Jose Viera, CEO of the World Blind Union, says that “Throughout the world unemployment among people is a significant problem.  I am certain that with more meaningful access to our culture and its resources, people become more informed, more engaged with society and more engaging individuals-thus, more employable.”

 

The full report from this survey is available at:

http://acb.org/adp/docs/WBU-ACB%20%20AD%20Survey-FINAL%20REPORT.pdf

 

Additional information about ACB’s Audio Description Project is available

at:

www.acb.org/adp.

 

About the World Blind Union

 

The World Blind Union (WBU) is the internationally recognized organization, representing the 253 million blind and partially sighted persons in 190 member countries. We are the voice of the blind, speaking to governments and international bodies on issues concerning blindness and low vision in conjunction with our members.

 

WBU brings together all the major national and international organizations of blind persons and those organizations providing services to people with low vision to work on the issues affecting the quality of life for blind people. Globally, we are divided into six regions, with each region having its own President and volunteer executive team to assist the needs of the local members.

 

For more information about the World Blind Union, contact Jose Viera, CEO, World Blind Union, 1929 Bayview Avenue, Toronto, Ontario  Canada M4G3E8; phone 1-416-486-9698, e-mail: info@wbu.ngo

 

About the American Council of the Blind

 

The American Council of the Blind is a national membership organization. Its members are blind, visually impaired, and fully sighted individuals who are concerned about the dignity and well-being of blind people throughout the nation.

 

Formed in 1961, the ACB is one of the largest organizations of blind people in the world, with more than 70 state and special-interest affiliates and a nationwide network of chapters and members spanning the globe.

 

For more information about the American Council of the Blind, contact:  Eric Bridges, Executive Director, American Council of the Blind, 1703 N Beauregard Street  #420, Alexandria, VA 22311;  phone (202) 467-5081 or toll-free, 1-800-424-8666; or  visit the web site,
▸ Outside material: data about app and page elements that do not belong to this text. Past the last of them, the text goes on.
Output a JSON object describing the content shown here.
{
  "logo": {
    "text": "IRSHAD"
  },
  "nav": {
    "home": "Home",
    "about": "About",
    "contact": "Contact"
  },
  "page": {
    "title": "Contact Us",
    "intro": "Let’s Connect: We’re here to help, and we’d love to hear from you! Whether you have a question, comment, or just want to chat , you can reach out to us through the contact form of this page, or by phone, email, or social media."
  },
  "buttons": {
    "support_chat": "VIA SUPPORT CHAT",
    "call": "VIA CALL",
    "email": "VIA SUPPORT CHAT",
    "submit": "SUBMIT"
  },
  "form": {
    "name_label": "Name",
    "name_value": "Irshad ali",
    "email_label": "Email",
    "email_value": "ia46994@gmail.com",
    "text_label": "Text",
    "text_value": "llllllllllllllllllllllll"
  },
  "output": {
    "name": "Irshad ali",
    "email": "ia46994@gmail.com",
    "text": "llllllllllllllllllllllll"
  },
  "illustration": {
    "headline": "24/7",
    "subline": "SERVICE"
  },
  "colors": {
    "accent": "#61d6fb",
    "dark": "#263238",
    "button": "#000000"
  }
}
www.acb.org.

 

 

An Evaluation of OrCam MyEye 2.0 – AccessWorld® – August 2018

AccessWorld: Technology and People Who Are Blind or Visually Impaired is a monthly periodical for anyone who uses or wants to use assistive technology, provides technology training, has students or clients who use technology, needs to make purchasing decisions, or wants to keep abreast of technological trends and events.
— Read on www.afb.org/afbpress/pubnew.asp